Since news of the Sandy woman’s shooting death near Brookwood Elementary reached the owners of Pure Workout, the unusually close-knit gym "family" has struggled with shock, sadness and how to best honor the woman they knew and loved.
“She told me a lot that she wouldn’t know what to do without this place,” said Judah Dokos, 42, who owns Pure Workout with his brother Aaron Dokos, 37. “It was very therapeutic for her, especially the time when (her son) Myles was going through everything he went through (medically) a couple of yeas ago.
"Being here was very uplifting for her, and it got her out of a depression a bit.”
Rackley, who’d been training at Pure Workout for the past four years, and her 6-year-old son Jase, were shot and killed by bodybuilder Jeremy Patterson Tuesday after they flagged down a driver for help while walking home from school. Patterson also shot her son Myles Rackley, 11, and the 8-year-old daughter of the woman who stopped to give the family a ride before Patterson shot and killed himself.
In social media posts before the shootings, Patterson threatened Rackley, saying he was in love with her. "My ex thinks she can control even when we aren't together!!!!"
News of Rackley’s death shattered the close-knit collection of trainers and patrons, who refer to themselves as "Pure Workout family." Aaron and Mandie Dokos and Kira and Judah Dokos have owned Pure Workout for 10 years, with the last four housed in an industrial building sandwiched between train tracks and light rail. They’ve worked hard to make it more than a gym, and they said it is because of people like Rackley that they’ve succeeded in creating an environment that feels more familial than commercial.

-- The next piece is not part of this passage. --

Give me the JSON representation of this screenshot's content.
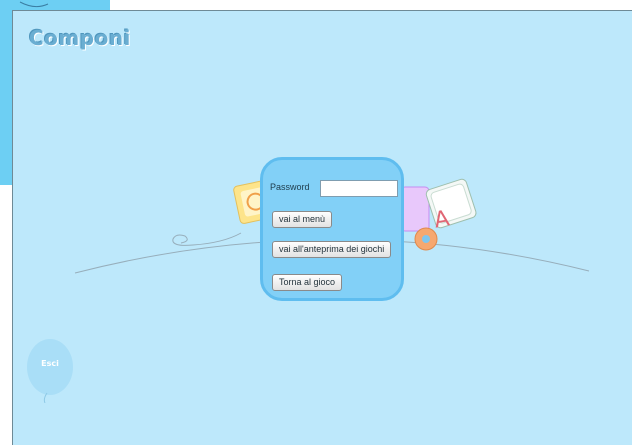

“She was kind of like an ambassador, if you will, that could help out new people, take them under her wing,” Aaron Dokos said. Added Mandie Dokos: “I just always appreciated her work ethic here at the gym. She and (her best friend) trained together, side by side, putting 100 percent effort into whatever the workout was and just helping others if they needed it. She embraced what we’ve tried to instill in the PW family.”
That atmosphere became a support system for Rackley, the brothers said, as she dealt with Myles' hospitalization because of a brain aneurism in February 2016. In November she began training with Judah Dokos in what he calls the “Iron Strong” program.
“It’s a different level,” he explained. “It’s focused on her specific goals, so there’s more intensity to it. I give them a workout and a diet to follow, and it’s more based around getting that bikini bodybuilding type body.”
He said she was very committed to the program and a few months ago mentioned that she wanted to try and compete in a show.
“She was always dedicated, always ready to go at 5 a.m.,” Judah Dokos said.
Rackley brought her boys often to the Sunday family cardio class, and they said it was a real moment of delight when Myles had recovered enough to attend.
“I’d say this community was extremely important to her,” Aaron Dokos said.
“She had a smile on her face no matter what,” Judah Dokos said. Added his brother, “she had an infections laugh, just fun to be around.”
The brothers hope to honor her with two workouts this weekend — one at 8 a.m. Saturday and one at 9 a.m. Sunday — which are open to the public for a $10 donation that will go directly to the Rackley family.
“This community really helped her to just feel like she was a part of something,” Aaron Dokos said. “A place where she belonged and was accepted and she felt appreciated.”
He said he hopes people will come and celebrate her life, offer her family support and maybe work through their own grief.
“She’ll definitely be sorely missed, 100 percent. She was loved.”